Low-quality leads can result in wasted time and, more importantly, wasted money. Pinpoint the perfect leads for your business with these simple tips.
Develop a Strategy
Write down your business goals before you begin seeking new leads. Choosing leads that match your professional objectives is an important part of creating a successful business. For example: If you have a new handyman business, taking quick-turn jobs will help you accumulate capital and grow a local client base. But it’s also important to focus on long-term goals. Choosing leads that could foster lasting relationships is a great way to build a foundation for your business’ future.
Have an Ideal Lead
Making a list of what you do and don’t want in a client will help you avoid working for the wrong customer. You can use information from past successful jobs — like location, size of job, etc. — or positive personal experiences with clients to construct your ideal lead. Be sure to share this information with your employees. A coordinated effort is an important part of choosing the right leads.
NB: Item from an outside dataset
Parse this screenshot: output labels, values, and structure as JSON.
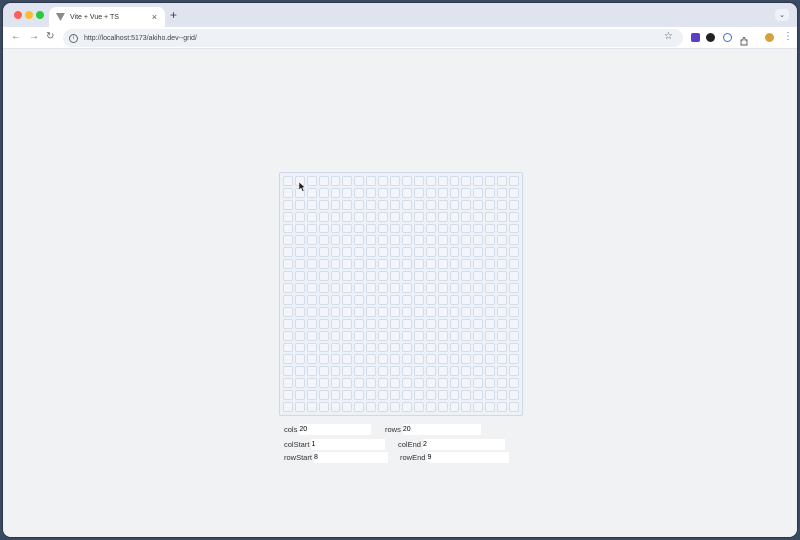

Don’t Overlook an Opportunity
Sometimes small and medium-sized projects can be the most promising. Smaller jobs allow you to exceed a client’s expectations, which will lead to additional work and keep you top of mind for bigger projects. Be sure to choose carefully when taking on smaller projects. Booking too many quick-turn jobs can cause scheduling problems and detract from higher-paying leads. It’s also important to avoid projects you aren’t comfortable with. Making a mistake will hurt your chances of converting your small project into a larger project later.
Recognize Red Flags
These are signs that a lead may not be right for your business:
- Too much or too little work. Committing to under or oversized projects will frustrate you and your client, making the job difficult to complete.
- An unrealistic budget. Trimming a project to fit a narrow budget can result in reduced profits, a subpar finished product and major frustration.
- Indecisiveness. A lack of decision-making will extend deadlines and cause misunderstandings — some of which can be detrimental to your business.
- Unrealistic expectations. A client who has unrealistic expectations for a project is rarely happy with a realistic outcome.
- Poor communication. A lack of communication will delay your project and can result in mistakes that could cost you the job.
Even if the job isn’t for you, it’s important to be polite. Call your lead back and explain that the job isn’t a good fit at the moment — taking care to thank them for their time. Demonstrating professionalism will impress prospects — even if you don’t take the job — and it will also help your chances of winning future business.